-- Provided records follows --

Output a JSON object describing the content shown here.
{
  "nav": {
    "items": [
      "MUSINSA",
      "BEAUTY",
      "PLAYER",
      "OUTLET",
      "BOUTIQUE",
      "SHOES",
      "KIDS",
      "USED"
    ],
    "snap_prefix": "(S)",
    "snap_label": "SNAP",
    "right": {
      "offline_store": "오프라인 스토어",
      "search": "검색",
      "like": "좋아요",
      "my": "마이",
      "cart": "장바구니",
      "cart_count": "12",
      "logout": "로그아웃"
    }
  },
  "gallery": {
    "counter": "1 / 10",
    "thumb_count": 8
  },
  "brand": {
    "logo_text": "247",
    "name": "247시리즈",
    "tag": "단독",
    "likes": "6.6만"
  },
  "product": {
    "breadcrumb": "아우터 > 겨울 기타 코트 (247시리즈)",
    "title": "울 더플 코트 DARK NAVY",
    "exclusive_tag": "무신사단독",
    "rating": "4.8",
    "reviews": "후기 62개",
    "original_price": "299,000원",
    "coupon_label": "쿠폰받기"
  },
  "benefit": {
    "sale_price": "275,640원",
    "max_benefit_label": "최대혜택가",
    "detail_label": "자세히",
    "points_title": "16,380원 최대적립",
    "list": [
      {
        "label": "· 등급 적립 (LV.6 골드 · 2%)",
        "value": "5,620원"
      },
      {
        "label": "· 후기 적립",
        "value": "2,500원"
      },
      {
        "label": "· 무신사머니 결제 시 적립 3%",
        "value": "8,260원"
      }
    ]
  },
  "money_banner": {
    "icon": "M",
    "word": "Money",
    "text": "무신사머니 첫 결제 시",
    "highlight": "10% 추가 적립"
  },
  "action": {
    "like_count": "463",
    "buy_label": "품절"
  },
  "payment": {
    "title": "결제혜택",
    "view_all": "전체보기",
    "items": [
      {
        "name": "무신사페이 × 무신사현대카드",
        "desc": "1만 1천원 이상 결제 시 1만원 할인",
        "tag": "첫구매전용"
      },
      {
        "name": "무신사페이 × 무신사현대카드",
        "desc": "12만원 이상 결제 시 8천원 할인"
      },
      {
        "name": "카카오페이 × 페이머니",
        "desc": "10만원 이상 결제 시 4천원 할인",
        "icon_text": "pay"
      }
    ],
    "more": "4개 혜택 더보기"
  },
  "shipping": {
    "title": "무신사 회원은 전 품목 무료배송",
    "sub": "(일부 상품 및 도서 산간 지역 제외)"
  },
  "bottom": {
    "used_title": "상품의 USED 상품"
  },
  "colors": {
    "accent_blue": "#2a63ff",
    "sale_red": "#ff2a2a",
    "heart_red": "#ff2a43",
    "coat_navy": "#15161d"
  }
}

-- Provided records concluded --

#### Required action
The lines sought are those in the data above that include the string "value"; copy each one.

#### Answer section
        "value": "5,620원"
        "value": "2,500원"
        "value": "8,260원"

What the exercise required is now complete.